-------- STUDY MATERIAL

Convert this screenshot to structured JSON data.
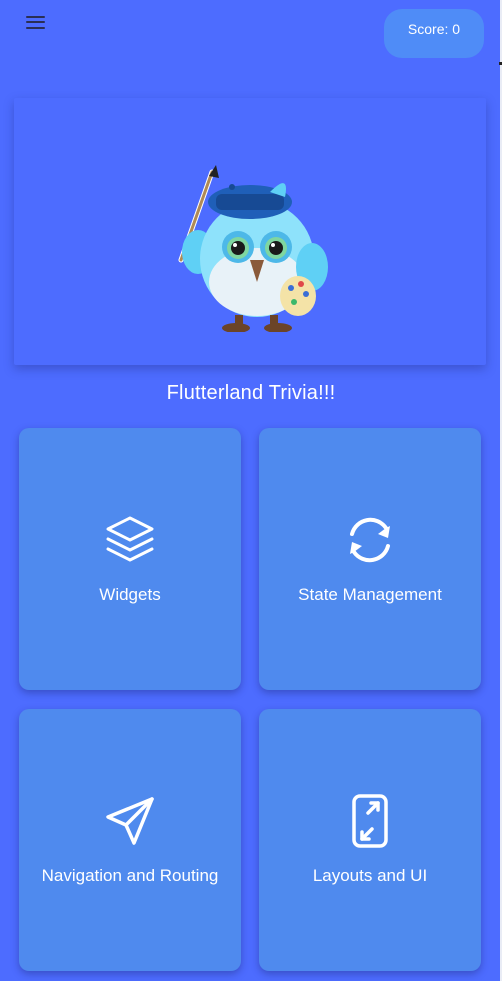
{
  "header": {
    "menu_icon": "hamburger-menu-icon",
    "score_label": "Score: 0"
  },
  "hero": {
    "image": "flutter-bird-painter-mascot"
  },
  "title": "Flutterland Trivia!!!",
  "categories": [
    {
      "label": "Widgets",
      "icon": "layers-icon"
    },
    {
      "label": "State Management",
      "icon": "refresh-icon"
    },
    {
      "label": "Navigation and Routing",
      "icon": "send-icon"
    },
    {
      "label": "Layouts and UI",
      "icon": "screen-rotation-icon"
    }
  ],
  "colors": {
    "background": "#4d6cff",
    "tile": "#4f8aee",
    "score_badge": "#4f8cf7",
    "text": "#ffffff"
  }
}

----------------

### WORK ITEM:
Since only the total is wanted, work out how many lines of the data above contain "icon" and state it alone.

### RESPONSE TO THE EXERCISE:
5